■ WHAT YOU WILL DO
Read the data below. Every line holding the string "title" must be copied.
----- DATASET RECORDS
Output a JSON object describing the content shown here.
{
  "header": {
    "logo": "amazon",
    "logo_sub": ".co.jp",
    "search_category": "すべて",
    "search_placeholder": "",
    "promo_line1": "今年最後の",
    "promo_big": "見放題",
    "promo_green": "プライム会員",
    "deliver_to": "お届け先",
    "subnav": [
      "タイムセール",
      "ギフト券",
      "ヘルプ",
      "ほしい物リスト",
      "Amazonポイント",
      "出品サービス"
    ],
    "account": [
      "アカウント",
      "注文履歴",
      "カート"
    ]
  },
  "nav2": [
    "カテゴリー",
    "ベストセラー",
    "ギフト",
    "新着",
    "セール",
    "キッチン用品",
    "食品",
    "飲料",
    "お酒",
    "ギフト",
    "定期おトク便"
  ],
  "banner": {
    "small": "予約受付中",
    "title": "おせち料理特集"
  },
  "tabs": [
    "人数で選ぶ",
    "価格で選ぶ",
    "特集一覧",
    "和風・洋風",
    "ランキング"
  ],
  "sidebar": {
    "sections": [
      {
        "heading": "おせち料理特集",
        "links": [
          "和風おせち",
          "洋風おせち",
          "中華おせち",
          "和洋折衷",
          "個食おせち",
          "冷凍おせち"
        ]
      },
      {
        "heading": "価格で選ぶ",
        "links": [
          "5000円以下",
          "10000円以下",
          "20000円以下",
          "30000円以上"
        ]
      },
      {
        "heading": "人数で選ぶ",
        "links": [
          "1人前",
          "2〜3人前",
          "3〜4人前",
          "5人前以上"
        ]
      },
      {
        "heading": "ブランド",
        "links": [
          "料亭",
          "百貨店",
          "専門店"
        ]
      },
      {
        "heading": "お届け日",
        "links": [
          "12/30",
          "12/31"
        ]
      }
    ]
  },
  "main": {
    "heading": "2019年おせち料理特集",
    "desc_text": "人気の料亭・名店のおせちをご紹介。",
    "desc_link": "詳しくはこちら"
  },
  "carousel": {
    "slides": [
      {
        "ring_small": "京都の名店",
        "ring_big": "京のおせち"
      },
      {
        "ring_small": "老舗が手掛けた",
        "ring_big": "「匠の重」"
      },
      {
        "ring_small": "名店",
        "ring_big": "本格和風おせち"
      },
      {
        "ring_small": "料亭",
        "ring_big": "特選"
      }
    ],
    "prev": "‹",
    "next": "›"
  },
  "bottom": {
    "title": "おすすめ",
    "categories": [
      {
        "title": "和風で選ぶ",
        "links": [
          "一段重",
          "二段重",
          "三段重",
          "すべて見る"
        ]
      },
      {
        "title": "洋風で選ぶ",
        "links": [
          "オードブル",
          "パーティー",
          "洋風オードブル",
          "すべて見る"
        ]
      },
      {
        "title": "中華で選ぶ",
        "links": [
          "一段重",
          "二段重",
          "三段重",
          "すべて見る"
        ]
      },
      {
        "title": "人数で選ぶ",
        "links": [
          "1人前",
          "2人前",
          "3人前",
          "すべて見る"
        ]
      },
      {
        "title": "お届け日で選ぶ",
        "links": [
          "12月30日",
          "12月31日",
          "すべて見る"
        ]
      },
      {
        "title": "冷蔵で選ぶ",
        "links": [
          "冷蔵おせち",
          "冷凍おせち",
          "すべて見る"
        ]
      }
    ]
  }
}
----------
■ WRITTEN REPLY
    "title": "おせち料理特集"
    "title": "おすすめ",
        "title": "和風で選ぶ",
        "title": "洋風で選ぶ",
        "title": "中華で選ぶ",
        "title": "人数で選ぶ",
        "title": "お届け日で選ぶ",
        "title": "冷蔵で選ぶ",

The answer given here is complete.